For most of the past two decades, American troops have been deployed all over the world—to about 150 countries. During that time, hundreds of thousands of young men and women have experienced combat, and a generation of officers have come of age dealing with the practical realities of war. They possess a deep well of knowledge and experience. For the past three years, these highly trained professionals have been commanded by Donald Trump.
To get a sense of what serving Trump has been like, I interviewed officers up and down the ranks, as well as several present and former civilian Pentagon employees. Among the officers I spoke with were four of the highest ranks—three or four stars—all recently retired. All but one served Trump directly; the other left the service shortly before Trump was inaugurated. They come from different branches of the military, but I’ll simply refer to them as “the generals.” Some spoke only off the record, some allowed what they said to be quoted without attribution, and some talked on the record.
Military officers are sworn to serve whomever voters send to the White House. Cognizant of the special authority they hold, high-level officers epitomize respect for the chain of command, and are extremely reticent about criticizing their civilian overseers. That those I spoke with made an exception in Trump’s case is telling, and much of what they told me is deeply disturbing. In 20 years of writing about the military, I have never heard officers in high positions express such alarm about a president. Trump’s pronouncements and orders have already risked catastrophic and unnecessary wars in the Middle East and Asia, and have created severe problems for field commanders engaged in combat operations. Frequently caught unawares by Trump’s statements, senior military officers have scrambled, in their aftermath, to steer the country away from tragedy. How many times can they successfully do that before faltering?

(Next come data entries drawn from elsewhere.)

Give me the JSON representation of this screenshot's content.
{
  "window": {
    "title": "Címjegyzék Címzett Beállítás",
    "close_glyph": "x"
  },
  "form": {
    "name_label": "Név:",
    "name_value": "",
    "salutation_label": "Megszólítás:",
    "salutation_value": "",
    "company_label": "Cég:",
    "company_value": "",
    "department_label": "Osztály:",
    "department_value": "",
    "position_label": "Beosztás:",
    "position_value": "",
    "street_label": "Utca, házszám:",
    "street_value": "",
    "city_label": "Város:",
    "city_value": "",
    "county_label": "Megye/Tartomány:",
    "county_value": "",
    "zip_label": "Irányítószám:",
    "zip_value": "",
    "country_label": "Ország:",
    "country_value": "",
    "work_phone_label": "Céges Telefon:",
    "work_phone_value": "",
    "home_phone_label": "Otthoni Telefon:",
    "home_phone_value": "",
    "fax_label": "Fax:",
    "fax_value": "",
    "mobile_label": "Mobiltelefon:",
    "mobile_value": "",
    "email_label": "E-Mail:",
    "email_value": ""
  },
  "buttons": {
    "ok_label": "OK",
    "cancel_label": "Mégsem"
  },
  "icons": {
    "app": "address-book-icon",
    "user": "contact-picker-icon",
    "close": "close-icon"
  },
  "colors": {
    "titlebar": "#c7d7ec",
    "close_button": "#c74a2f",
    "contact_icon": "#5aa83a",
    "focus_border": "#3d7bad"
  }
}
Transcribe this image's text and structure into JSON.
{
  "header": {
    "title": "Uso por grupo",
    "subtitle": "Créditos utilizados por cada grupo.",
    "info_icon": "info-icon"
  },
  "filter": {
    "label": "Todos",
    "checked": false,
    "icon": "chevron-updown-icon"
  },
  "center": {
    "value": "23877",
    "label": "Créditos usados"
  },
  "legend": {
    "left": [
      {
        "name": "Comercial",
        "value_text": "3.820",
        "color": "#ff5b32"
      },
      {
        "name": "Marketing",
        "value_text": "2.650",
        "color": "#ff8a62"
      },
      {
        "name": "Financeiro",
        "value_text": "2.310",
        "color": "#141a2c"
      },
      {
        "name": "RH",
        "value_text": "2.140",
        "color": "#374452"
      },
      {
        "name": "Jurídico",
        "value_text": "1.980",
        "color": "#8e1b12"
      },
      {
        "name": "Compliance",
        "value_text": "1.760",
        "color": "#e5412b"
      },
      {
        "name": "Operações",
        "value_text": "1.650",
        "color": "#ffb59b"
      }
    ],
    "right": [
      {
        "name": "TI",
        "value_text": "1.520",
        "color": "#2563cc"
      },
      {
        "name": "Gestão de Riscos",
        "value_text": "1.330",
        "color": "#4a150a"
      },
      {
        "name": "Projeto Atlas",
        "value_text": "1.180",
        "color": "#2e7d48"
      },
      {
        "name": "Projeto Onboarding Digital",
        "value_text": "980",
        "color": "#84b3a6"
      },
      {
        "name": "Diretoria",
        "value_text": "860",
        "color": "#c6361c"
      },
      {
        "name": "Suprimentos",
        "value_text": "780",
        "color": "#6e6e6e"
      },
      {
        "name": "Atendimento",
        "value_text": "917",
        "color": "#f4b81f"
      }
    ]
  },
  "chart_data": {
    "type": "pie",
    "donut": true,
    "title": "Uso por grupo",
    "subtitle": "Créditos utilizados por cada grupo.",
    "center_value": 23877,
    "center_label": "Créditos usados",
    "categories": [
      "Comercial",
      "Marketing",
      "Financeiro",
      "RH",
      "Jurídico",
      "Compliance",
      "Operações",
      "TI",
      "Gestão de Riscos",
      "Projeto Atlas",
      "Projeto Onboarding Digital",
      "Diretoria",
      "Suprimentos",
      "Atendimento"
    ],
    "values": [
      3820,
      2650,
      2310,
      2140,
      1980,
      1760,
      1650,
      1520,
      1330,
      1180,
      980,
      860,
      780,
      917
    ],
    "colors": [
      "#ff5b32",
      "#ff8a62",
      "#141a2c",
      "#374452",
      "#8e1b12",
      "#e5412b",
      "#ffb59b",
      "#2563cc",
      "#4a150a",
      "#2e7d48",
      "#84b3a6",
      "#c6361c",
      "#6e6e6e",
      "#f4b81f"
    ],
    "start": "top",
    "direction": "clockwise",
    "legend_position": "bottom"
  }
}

Amid threats spanning the globe, from nuclear proliferation to mined tankers in the Persian Gulf to terrorist attacks and cyberwarfare, those in command positions monitor the president’s Twitter feed like field officers scanning the horizon for enemy troop movements. A new front line in national defense has become the White House Situation Room, where the military struggles to accommodate a commander in chief who is both ignorant and capricious. In May, after months of threatening Iran, Trump ordered the carrier group led by the USS Abraham Lincoln to shift from the Mediterranean Sea to the Persian Gulf. On June 20, after an American drone was downed there, he ordered a retaliatory attack—and then called it off minutes before it was to be launched. The next day he said he was “not looking for war” and wanted to talk with Iran’s leaders, while also promising them “obliteration like you’ve never seen before” if they crossed him. He threatened North Korea with “fire and fury” and dispatched a three-aircraft-carrier flotilla to waters off the Korean peninsula—then he pivoted to friendly summits with Kim Jong Un, with whom he announced he was “in love”; canceled long-standing U.S. military exercises with South Korea; and dangled the possibility of withdrawing American forces from the country altogether. While the lovefest continues for the cameras, the U.S. has quietly uncanceled the canceled military exercises, and dropped any mention of a troop withdrawal.
Such rudderless captaincy creates the headlines Trump craves. He revels when his tweets take off. (“Boom!” he says. “Like a rocket!”) Out in the field, where combat is more than wordplay, his tweets have consequences. He is not a president who thinks through consequences—and this, the generals stressed, is not the way serious nations behave.
The generals I spoke with didn’t agree on everything, but they shared the following five characterizations of Trump’s military leadership. [Continue reading…]